“WHATEVER you don’t do, don’t fall to the right.”
Those were the last words caving expert Howard Limbert said to me before he disappeared into the cavern’s dark abyss. I repeated his warning in my head as I scrambled along the serrated ridge that would take me inside the largest cave in the world, Hang Son Doong.
Jagged boulders of limestone scatter below me, stretching for 80 metres to the bottom of the entrance. My mind generated horrifying images of the damage that would be caused if I slipped and landed on their treacherous, sawtooth edges. I took a deep breath, leaned hard to the left, and stepped into the unknown.

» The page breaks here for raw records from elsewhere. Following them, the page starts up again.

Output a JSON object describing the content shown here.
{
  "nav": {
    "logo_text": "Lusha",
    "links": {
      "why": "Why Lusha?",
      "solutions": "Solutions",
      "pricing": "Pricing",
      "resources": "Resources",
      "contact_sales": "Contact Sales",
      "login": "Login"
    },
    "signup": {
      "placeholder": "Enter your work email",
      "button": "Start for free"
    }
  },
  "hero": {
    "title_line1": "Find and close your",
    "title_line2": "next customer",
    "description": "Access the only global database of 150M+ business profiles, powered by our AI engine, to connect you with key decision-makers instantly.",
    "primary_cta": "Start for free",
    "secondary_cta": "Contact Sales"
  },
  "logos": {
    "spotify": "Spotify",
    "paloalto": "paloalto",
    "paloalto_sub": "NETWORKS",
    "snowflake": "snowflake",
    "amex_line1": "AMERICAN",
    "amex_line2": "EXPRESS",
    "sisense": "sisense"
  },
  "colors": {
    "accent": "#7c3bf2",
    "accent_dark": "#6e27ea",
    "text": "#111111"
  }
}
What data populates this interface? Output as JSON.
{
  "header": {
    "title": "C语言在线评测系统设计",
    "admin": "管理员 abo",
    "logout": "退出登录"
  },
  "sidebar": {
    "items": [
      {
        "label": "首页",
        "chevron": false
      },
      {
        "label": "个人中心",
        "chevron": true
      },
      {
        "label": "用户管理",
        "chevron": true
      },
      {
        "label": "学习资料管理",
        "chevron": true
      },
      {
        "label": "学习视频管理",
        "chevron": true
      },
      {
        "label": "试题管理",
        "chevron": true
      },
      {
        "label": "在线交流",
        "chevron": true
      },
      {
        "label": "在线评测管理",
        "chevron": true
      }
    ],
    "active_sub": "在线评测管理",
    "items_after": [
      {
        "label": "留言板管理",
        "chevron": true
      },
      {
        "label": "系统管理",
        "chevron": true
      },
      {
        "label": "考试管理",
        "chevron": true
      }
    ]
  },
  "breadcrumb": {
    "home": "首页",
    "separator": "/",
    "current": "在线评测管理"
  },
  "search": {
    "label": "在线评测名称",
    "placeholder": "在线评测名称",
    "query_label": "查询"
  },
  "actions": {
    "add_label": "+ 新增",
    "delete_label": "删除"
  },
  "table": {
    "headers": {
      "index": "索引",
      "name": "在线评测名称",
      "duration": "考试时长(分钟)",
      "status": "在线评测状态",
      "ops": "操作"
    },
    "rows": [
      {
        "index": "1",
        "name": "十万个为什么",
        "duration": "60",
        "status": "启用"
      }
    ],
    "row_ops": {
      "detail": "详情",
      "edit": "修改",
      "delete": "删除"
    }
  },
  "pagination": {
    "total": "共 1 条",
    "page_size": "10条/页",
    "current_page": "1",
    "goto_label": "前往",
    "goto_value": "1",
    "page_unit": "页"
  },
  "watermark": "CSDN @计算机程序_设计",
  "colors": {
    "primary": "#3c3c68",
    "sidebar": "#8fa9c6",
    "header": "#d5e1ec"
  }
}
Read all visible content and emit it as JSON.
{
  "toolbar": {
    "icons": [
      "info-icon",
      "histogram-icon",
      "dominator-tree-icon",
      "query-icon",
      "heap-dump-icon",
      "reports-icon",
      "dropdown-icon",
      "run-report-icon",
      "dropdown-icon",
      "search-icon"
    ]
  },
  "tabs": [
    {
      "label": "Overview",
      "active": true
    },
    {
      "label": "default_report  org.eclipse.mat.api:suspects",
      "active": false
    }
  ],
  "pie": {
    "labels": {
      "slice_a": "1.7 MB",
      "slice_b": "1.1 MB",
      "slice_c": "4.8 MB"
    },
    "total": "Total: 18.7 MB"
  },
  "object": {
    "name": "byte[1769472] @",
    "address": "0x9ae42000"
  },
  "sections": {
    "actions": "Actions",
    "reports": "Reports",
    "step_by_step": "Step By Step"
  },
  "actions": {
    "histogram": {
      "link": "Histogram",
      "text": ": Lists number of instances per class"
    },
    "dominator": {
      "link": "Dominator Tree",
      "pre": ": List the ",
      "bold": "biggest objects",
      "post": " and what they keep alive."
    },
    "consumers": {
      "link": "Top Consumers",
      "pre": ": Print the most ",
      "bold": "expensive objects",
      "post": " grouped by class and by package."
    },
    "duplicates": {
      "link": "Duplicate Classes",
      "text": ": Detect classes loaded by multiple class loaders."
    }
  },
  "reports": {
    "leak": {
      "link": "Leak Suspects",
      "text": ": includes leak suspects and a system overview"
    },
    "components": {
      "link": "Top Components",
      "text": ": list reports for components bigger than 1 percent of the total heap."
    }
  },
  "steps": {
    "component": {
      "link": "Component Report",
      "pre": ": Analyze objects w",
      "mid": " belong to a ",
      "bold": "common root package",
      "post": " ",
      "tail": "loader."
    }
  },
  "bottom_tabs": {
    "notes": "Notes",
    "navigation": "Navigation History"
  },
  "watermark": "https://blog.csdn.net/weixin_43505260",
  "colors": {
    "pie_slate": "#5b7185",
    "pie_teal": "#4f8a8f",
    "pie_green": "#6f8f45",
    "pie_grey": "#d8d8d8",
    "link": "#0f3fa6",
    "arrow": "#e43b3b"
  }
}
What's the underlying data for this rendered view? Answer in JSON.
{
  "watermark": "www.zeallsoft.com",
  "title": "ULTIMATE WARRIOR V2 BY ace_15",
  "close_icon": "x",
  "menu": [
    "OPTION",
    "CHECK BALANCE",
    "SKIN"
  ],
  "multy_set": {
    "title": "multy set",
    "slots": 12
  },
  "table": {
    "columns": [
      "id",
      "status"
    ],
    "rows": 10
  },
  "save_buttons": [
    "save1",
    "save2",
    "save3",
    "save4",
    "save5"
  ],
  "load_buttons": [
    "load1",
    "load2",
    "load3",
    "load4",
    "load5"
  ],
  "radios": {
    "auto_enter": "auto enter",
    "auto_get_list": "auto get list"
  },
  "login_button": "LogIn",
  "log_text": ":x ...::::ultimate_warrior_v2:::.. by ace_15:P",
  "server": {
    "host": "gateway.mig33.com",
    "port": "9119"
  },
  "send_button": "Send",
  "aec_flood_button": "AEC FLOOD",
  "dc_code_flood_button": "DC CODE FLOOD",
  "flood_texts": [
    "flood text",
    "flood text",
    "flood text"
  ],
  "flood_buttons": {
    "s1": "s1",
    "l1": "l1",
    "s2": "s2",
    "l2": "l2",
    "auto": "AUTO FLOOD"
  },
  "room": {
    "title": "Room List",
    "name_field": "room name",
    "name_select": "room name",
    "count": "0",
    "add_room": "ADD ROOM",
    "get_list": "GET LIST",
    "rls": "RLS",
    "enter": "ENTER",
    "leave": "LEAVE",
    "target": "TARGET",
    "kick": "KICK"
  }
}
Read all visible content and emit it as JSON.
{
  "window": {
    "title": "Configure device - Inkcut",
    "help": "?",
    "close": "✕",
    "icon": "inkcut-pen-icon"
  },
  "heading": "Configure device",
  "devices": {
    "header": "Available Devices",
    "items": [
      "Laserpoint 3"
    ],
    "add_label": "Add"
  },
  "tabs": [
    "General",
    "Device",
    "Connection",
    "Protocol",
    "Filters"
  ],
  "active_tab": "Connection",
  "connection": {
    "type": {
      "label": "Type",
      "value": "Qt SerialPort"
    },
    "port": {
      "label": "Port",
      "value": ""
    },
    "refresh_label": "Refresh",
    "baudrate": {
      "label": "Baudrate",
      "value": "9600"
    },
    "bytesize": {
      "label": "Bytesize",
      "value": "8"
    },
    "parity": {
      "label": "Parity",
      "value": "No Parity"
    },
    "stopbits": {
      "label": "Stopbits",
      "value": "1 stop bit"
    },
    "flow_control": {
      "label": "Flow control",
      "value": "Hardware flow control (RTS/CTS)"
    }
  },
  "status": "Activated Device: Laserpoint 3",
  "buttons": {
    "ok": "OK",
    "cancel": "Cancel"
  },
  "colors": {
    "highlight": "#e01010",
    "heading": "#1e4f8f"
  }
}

The Phong Nha-Ke Bang National Park in Central Vietnam is home to the planet’s second largest karst landscape, and hides one of the most spectacular cave systems ever found. Remote and dangerously inaccessible, endangered tigers still roam the wild terrain and the majority of the UNESCO World Heritage site has never encountered human footsteps.
Read the origional article on news.com.au here: https://www.news.com.au/travel/travel-ideas/best-of-travel/rare-sight-in-worlds-biggest-cave/news-story/d87d1bd5d751c039d1dde79991e1eeaf